***** Given information
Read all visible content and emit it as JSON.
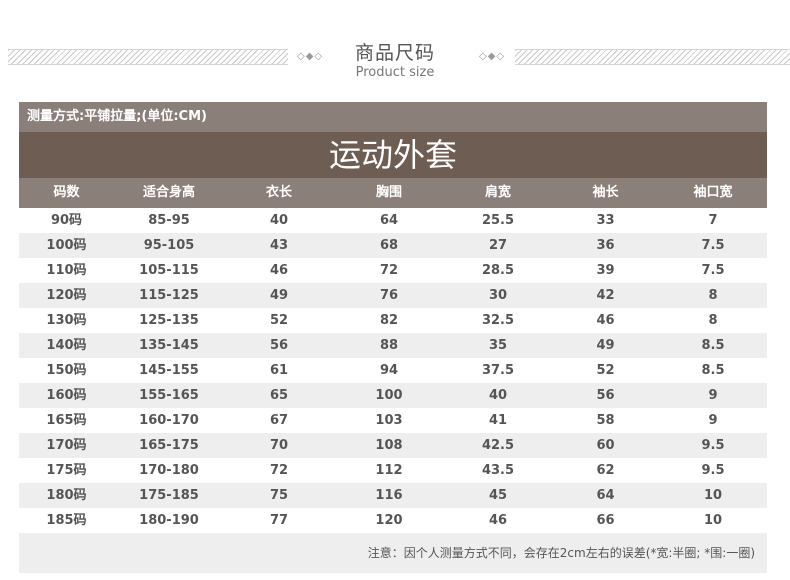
{
  "header": {
    "title_cn": "商品尺码",
    "title_en": "Product size",
    "diamonds": "◇◆◇"
  },
  "table": {
    "method_label": "测量方式:平铺拉量;(单位:CM)",
    "title": "运动外套",
    "columns": [
      "码数",
      "适合身高",
      "衣长",
      "胸围",
      "肩宽",
      "袖长",
      "袖口宽"
    ],
    "rows": [
      [
        "90码",
        "85-95",
        "40",
        "64",
        "25.5",
        "33",
        "7"
      ],
      [
        "100码",
        "95-105",
        "43",
        "68",
        "27",
        "36",
        "7.5"
      ],
      [
        "110码",
        "105-115",
        "46",
        "72",
        "28.5",
        "39",
        "7.5"
      ],
      [
        "120码",
        "115-125",
        "49",
        "76",
        "30",
        "42",
        "8"
      ],
      [
        "130码",
        "125-135",
        "52",
        "82",
        "32.5",
        "46",
        "8"
      ],
      [
        "140码",
        "135-145",
        "56",
        "88",
        "35",
        "49",
        "8.5"
      ],
      [
        "150码",
        "145-155",
        "61",
        "94",
        "37.5",
        "52",
        "8.5"
      ],
      [
        "160码",
        "155-165",
        "65",
        "100",
        "40",
        "56",
        "9"
      ],
      [
        "165码",
        "160-170",
        "67",
        "103",
        "41",
        "58",
        "9"
      ],
      [
        "170码",
        "165-175",
        "70",
        "108",
        "42.5",
        "60",
        "9.5"
      ],
      [
        "175码",
        "170-180",
        "72",
        "112",
        "43.5",
        "62",
        "9.5"
      ],
      [
        "180码",
        "175-185",
        "75",
        "116",
        "45",
        "64",
        "10"
      ],
      [
        "185码",
        "180-190",
        "77",
        "120",
        "46",
        "66",
        "10"
      ]
    ],
    "note": "注意：因个人测量方式不同，会存在2cm左右的误差(*宽:半圈; *围:一圈)"
  }
}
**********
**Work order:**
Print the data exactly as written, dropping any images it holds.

**Completed task:**
Read all visible content and emit it as JSON.
{
  "header": {
    "title_cn": "商品尺码",
    "title_en": "Product size",
    "diamonds": "◇◆◇"
  },
  "table": {
    "method_label": "测量方式:平铺拉量;(单位:CM)",
    "title": "运动外套",
    "columns": [
      "码数",
      "适合身高",
      "衣长",
      "胸围",
      "肩宽",
      "袖长",
      "袖口宽"
    ],
    "rows": [
      [
        "90码",
        "85-95",
        "40",
        "64",
        "25.5",
        "33",
        "7"
      ],
      [
        "100码",
        "95-105",
        "43",
        "68",
        "27",
        "36",
        "7.5"
      ],
      [
        "110码",
        "105-115",
        "46",
        "72",
        "28.5",
        "39",
        "7.5"
      ],
      [
        "120码",
        "115-125",
        "49",
        "76",
        "30",
        "42",
        "8"
      ],
      [
        "130码",
        "125-135",
        "52",
        "82",
        "32.5",
        "46",
        "8"
      ],
      [
        "140码",
        "135-145",
        "56",
        "88",
        "35",
        "49",
        "8.5"
      ],
      [
        "150码",
        "145-155",
        "61",
        "94",
        "37.5",
        "52",
        "8.5"
      ],
      [
        "160码",
        "155-165",
        "65",
        "100",
        "40",
        "56",
        "9"
      ],
      [
        "165码",
        "160-170",
        "67",
        "103",
        "41",
        "58",
        "9"
      ],
      [
        "170码",
        "165-175",
        "70",
        "108",
        "42.5",
        "60",
        "9.5"
      ],
      [
        "175码",
        "170-180",
        "72",
        "112",
        "43.5",
        "62",
        "9.5"
      ],
      [
        "180码",
        "175-185",
        "75",
        "116",
        "45",
        "64",
        "10"
      ],
      [
        "185码",
        "180-190",
        "77",
        "120",
        "46",
        "66",
        "10"
      ]
    ],
    "note": "注意：因个人测量方式不同，会存在2cm左右的误差(*宽:半圈; *围:一圈)"
  }
}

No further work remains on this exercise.